Dataset rows describing interfaces:

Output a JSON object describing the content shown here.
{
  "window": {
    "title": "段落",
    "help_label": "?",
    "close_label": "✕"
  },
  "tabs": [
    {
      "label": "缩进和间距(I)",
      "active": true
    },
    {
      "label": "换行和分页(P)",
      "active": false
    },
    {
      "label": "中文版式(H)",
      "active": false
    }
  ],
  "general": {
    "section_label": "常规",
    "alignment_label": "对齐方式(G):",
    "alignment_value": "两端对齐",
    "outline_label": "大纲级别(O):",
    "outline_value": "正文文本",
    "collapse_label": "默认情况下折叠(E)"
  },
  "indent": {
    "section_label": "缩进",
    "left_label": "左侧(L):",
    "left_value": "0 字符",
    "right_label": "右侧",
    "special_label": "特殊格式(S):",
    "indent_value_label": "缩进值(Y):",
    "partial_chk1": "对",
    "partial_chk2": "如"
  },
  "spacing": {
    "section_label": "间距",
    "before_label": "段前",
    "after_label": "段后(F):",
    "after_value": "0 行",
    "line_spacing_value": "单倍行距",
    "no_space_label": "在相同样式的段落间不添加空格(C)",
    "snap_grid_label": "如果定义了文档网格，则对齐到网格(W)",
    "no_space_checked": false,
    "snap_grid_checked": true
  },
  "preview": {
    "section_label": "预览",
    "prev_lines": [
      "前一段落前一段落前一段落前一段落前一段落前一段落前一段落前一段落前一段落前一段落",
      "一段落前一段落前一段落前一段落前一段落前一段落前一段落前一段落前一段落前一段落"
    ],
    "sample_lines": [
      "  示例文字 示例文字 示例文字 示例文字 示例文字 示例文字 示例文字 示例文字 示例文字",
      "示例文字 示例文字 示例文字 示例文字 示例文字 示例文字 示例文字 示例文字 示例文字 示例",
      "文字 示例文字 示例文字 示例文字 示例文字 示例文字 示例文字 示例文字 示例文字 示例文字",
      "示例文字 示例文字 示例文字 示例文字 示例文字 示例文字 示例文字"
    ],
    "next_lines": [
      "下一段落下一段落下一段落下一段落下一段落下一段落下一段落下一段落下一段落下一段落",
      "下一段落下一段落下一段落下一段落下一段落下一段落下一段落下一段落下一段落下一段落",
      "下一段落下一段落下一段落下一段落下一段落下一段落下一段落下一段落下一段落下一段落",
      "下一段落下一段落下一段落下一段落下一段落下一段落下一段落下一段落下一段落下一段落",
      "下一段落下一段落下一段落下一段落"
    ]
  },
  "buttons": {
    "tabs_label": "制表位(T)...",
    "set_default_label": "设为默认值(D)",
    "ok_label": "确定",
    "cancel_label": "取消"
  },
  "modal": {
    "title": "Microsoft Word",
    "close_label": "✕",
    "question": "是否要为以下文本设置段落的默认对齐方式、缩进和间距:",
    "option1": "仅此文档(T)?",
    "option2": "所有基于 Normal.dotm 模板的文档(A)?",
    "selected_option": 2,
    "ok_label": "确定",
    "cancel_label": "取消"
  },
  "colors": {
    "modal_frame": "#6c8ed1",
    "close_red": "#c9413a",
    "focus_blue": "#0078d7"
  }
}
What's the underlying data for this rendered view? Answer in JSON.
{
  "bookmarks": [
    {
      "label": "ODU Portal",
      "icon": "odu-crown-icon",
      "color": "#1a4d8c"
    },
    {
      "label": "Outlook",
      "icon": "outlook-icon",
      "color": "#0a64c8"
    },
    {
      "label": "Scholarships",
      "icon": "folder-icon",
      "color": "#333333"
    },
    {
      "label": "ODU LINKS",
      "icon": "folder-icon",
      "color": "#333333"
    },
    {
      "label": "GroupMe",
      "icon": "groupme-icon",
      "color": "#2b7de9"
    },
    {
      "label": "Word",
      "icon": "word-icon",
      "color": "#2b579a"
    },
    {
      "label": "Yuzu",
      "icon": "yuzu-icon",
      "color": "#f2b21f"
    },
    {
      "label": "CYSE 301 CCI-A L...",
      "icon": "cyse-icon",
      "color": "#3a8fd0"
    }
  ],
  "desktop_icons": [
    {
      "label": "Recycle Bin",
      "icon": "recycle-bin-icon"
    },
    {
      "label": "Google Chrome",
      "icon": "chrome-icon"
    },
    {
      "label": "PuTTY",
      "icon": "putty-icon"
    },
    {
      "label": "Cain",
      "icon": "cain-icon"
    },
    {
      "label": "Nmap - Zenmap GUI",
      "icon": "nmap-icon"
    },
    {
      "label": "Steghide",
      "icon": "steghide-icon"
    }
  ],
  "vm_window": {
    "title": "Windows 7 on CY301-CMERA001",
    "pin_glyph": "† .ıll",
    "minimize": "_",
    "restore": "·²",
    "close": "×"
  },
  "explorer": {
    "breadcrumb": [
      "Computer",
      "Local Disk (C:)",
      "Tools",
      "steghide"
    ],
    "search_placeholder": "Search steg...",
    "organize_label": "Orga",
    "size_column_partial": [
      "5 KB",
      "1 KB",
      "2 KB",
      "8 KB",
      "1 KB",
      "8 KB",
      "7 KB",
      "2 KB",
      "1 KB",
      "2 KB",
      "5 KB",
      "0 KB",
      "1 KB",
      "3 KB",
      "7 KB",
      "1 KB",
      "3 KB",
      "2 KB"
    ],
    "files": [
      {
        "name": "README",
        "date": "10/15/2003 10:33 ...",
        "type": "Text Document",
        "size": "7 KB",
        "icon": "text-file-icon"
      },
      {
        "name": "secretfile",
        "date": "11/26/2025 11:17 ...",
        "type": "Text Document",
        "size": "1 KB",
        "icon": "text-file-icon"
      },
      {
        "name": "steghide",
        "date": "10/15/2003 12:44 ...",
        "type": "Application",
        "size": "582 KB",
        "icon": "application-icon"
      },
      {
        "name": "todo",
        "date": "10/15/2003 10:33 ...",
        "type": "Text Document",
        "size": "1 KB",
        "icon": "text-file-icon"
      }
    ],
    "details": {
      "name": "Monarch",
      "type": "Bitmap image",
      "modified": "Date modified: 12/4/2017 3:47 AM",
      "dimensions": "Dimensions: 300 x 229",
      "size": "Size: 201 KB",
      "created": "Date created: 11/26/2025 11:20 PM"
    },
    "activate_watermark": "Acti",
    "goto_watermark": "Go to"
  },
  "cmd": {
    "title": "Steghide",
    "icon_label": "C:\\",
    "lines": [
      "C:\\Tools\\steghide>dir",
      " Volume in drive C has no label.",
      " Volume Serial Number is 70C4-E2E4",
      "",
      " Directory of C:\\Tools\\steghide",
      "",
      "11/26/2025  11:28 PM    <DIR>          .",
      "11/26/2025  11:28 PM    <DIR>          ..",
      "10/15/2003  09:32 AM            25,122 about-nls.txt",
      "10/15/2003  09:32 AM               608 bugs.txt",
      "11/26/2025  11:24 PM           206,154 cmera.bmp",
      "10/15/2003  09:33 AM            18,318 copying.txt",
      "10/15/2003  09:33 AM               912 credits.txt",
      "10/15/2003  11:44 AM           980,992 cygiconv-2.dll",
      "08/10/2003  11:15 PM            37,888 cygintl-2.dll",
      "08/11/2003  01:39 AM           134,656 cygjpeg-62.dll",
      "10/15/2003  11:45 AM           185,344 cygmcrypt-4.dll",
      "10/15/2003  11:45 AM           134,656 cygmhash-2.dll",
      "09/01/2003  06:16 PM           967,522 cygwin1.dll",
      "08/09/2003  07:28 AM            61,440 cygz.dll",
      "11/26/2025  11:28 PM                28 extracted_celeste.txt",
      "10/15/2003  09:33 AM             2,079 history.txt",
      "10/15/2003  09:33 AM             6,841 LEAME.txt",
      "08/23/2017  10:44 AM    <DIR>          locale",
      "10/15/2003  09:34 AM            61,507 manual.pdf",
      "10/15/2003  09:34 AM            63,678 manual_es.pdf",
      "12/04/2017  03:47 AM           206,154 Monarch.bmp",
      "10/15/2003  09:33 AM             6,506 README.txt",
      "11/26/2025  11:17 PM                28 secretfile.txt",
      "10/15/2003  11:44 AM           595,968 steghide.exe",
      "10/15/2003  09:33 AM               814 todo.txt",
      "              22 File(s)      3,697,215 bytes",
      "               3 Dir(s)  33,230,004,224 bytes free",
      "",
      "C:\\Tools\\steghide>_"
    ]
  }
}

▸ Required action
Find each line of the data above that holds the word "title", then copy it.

▸ Task answer
    "title": "段落",
    "title": "Microsoft Word",
    "title": "Windows 7 on CY301-CMERA001",
    "title": "Steghide",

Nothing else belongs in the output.